**Exercise aim**
Check every line below for the word "desc" and show those that hold it.

==================================================

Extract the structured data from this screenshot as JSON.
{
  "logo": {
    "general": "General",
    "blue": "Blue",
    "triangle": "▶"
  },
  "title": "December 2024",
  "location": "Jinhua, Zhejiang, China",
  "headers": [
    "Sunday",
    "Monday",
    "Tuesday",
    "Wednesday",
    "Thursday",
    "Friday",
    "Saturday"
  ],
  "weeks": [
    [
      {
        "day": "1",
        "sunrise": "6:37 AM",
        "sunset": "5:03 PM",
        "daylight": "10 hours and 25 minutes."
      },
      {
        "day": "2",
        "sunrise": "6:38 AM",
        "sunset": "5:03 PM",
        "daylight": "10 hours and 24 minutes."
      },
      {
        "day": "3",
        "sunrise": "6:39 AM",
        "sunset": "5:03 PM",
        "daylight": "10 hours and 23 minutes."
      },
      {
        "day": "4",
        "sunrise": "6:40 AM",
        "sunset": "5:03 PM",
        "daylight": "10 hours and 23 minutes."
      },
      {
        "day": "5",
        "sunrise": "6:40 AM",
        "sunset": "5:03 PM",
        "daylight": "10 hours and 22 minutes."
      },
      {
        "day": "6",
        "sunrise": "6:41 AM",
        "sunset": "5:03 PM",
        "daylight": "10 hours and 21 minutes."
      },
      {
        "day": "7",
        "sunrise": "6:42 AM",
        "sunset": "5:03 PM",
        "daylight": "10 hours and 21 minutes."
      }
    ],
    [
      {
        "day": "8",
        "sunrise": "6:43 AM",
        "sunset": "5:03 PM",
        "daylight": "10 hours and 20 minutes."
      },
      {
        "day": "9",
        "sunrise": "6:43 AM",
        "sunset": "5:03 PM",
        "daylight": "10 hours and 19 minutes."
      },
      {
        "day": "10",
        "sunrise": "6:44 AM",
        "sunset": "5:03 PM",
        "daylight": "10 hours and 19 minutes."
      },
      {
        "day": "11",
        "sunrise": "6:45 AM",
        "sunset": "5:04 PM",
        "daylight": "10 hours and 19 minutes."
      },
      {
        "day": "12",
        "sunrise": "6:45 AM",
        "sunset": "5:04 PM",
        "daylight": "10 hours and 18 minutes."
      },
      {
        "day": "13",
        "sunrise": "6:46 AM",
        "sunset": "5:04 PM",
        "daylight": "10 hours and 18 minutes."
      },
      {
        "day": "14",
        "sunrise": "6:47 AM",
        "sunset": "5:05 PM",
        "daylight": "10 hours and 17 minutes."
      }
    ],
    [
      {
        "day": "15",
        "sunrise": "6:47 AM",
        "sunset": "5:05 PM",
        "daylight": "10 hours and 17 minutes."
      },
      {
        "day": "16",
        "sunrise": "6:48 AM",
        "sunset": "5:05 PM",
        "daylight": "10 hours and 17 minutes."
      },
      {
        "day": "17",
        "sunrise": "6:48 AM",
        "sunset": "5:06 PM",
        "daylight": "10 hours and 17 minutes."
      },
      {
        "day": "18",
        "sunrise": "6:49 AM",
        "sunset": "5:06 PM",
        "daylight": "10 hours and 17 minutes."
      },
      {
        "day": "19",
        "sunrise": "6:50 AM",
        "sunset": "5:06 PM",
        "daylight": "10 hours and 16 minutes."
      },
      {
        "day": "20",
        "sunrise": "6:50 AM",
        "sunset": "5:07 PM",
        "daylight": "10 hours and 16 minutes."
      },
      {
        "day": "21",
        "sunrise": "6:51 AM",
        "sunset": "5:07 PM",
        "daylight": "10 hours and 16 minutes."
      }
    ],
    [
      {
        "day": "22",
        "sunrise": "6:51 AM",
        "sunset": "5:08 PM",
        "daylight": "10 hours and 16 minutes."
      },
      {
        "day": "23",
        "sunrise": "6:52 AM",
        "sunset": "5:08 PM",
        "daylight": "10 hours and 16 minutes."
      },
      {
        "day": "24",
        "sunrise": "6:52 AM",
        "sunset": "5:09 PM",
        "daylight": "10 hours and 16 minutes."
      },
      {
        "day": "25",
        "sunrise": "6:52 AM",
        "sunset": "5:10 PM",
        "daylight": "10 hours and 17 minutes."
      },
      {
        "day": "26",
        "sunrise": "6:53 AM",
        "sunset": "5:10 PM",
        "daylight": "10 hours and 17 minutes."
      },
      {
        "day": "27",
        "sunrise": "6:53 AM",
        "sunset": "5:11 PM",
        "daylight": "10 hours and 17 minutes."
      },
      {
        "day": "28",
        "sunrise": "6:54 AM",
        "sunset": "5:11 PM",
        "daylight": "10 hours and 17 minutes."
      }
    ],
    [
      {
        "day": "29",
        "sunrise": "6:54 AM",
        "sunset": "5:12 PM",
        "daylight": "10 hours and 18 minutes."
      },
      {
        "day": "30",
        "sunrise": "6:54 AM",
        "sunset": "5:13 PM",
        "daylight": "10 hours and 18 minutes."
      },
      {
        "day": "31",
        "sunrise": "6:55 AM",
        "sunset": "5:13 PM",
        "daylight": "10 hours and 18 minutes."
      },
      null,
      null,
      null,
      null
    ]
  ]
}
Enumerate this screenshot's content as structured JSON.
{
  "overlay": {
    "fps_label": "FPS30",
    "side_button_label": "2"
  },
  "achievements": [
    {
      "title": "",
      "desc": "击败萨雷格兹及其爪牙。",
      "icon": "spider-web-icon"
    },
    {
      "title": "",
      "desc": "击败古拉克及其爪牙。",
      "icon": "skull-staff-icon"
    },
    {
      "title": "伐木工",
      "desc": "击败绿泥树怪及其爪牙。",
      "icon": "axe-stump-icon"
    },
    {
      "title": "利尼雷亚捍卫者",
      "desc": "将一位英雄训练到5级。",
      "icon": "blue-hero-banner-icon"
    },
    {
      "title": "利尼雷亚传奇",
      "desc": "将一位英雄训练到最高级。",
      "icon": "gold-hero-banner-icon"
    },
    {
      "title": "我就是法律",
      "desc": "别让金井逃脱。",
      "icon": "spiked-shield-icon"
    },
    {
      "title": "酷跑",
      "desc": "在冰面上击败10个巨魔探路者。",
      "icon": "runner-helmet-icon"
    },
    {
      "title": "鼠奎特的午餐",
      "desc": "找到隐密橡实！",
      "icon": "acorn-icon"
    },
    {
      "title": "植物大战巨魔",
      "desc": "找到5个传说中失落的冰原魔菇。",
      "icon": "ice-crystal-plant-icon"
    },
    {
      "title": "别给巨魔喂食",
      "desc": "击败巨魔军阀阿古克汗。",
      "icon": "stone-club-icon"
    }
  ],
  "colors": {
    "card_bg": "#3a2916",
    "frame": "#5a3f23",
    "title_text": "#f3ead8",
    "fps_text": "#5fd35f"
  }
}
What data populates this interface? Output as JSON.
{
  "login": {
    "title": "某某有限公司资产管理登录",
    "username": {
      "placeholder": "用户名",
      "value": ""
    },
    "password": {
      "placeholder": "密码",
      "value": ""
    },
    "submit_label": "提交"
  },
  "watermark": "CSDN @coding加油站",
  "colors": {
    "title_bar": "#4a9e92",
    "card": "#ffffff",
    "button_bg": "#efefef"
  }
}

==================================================

**Exercise answer**
      "desc": "击败萨雷格兹及其爪牙。",
      "desc": "击败古拉克及其爪牙。",
      "desc": "击败绿泥树怪及其爪牙。",
      "desc": "将一位英雄训练到5级。",
      "desc": "将一位英雄训练到最高级。",
      "desc": "别让金井逃脱。",
      "desc": "在冰面上击败10个巨魔探路者。",
      "desc": "找到隐密橡实！",
      "desc": "找到5个传说中失落的冰原魔菇。",
      "desc": "击败巨魔军阀阿古克汗。",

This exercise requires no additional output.